The day Christine Hansen bought her home 17 years ago in Millcreek was “the happiest day of my life,” she told the Salt Lake County Council on Tuesday.
But since then, Hansen said her property taxes have risen dramatically, to the point that she feels “it’s going to force me to sell. And that was never a goal of mine when I bought my house.”
“I thought I would be there forever,” she said, her voice breaking.
Hansen was one of more than 30 people who spoke during a public hearing Tuesday against a proposed property tax rate increase for 2020 that is expected to have an impact of about $30.36 per year for the average family.
Among those who addressed the council were young homeowners, retirees and business owners, several of whom came armed with their property tax bills and others who shared their challenges paying more to the government while living on a fixed income.
“You’ve got to say no,” said West Jordan resident Mike Laws. “No more taxes.”
The council went on to approve the projected 7.8% tax rate increase with a 7-2 vote.
That’s a lower rate than the 8.7% originally proposed by Salt Lake County Mayor Jenny Wilson. And while Councilman Steve DeBry, who called himself a “fiscal conservative,” said he doesn’t like raising taxes, he stood by the budget, noting $6.5 million council Republicans were able to slash.
“We’ve cut a lot of stuff and we tried to do everything we could,” he told residents after the public comment hearing closed. “But it came to a threshold where we had to say, ‘We can’t cut any more’ because I can’t in good faith say, ‘We’re shutting down a senior center or Meals on Wheels or a rec center’ or whatever else we’re doing.”
Council Chairman Richard Snelgrove and Councilwoman Aimee Winder Newton, both Republicans, voted against the net $1.4 billion financial plan.
“There’s another $5 million or so in proposed cuts that I believe would have made this a better budget,” explained Winder Newton, who is running for governor.
Salt Lake County hasn’t raised property taxes since 2013 but was prompted to do so this year to keep pace with inflation, according to Darrin Casper, the county’s chief financial officer. Though home values, incomes and population have risen steadily over the past few years, the county hasn’t been able to capture any of that new growth in its property taxes.
The county also faced several structural challenges in putting its budget together this year that led to the increase.
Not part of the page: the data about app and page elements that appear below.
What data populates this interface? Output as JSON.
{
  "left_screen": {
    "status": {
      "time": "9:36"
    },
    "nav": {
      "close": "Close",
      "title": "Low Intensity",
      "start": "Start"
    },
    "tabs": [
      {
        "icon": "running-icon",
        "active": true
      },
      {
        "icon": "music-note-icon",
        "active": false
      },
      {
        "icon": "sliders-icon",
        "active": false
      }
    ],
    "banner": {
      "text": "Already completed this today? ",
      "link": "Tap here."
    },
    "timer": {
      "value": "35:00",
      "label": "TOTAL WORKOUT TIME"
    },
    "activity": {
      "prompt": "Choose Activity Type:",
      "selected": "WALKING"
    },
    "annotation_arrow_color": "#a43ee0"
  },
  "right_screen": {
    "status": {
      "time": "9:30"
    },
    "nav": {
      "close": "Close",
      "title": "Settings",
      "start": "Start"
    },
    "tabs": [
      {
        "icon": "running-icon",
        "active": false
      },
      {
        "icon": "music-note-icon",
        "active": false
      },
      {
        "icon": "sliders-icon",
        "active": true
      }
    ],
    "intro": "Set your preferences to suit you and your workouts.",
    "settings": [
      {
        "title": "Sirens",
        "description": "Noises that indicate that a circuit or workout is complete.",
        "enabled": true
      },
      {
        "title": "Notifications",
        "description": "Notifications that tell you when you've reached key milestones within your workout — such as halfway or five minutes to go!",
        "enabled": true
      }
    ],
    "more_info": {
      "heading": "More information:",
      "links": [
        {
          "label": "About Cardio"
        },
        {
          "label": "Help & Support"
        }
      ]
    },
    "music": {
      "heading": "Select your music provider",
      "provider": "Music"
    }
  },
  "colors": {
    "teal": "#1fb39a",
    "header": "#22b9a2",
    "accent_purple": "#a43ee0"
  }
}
Some $4 million had to be allocated to fund a high-profile 2020 election and operations at a new 3rd District Court the Legislature created but did not financially support.
At the time she presented her budget this fall, Wilson said that without a tax increase there would be “no choice” but to shutter county recreation centers and programs for the elderly and to risk services provided by the county clerk, treasurer and sheriff.
On Tuesday, she thanked residents for coming to voice their opinions on the budget, recognized the impact the tax increase may have on them and promised to help find solutions for those with finite resources.
“The comments that affected me tonight were stories of people who are on fixed incomes who are maybe not seeing the benefits of a hot economy and the prosperity that we enjoy,” she said. “And I have a lot of empathy and concern for those of you who feel this is a reach.”
Among the cuts the council made to Wilson’s proposed budget were $500,000 from the county’s Office of Data and Innovation, a new full-time employee from the county assessor’s office and a position in the Salt Lake County Attorney’s Office, Casper said.
But the approved tax adjustment, though lower than the one presented in Wilson’s proposal, is still “structurally sound,” Casper said. It is expected to bring in about $15.9 million in revenues with an impact on the average business of about $55.20 per year.
Despite the trims, the council opted to fund Wilson’s major recommendations.
Those include a living wage increase for employees making less than $12 an hour and a 2.75% increase to full-time employees with no increase to health care costs. The council opted for an additional 0.25% increase for employees in the technical trades, where market wages are increasing at a faster rate.
The County Council also voted to increase resources to stabilize pay for jail workers with $3.5 million meant to stem high turnover rates.
“I think both the mayor and the council kind of considered that a mandate,” Casper said.
The council approved, too, a 60% increase in funding to investigate and prosecute domestic violence cases in the district attorney’s Special Victims Unit. That $763,568 will be used to hire six full-time employees.
With one in three families in Utah impacted by domestic and sexual violence, Councilman Michael Jensen said everyone can agree that’s an area of “high importance.”
But the Democratic and Republican members of the council disagreed over his proposal to withhold funding for two of the positions as an extra oversight measure to ensure the resources are actually used for SVU.
“The council sees this as a top priority and we want to make sure those attorneys are dedicated,” Jensen explained.
Councilwoman Shireen Ghorbani said she was “very uncomfortable” with the proposal, which she felt would force survivors of sexual violence to wait for justice. Salt Lake County District Attorney Sim Gill also pushed back on what he saw as an attempt to micromanage his office.
“I respect your oversight," he said, “but understand the challenge I have in running an institution where I have to make day to day and hour to hour decisions.”
The council ultimately approved the SVU proposal along partisan lines.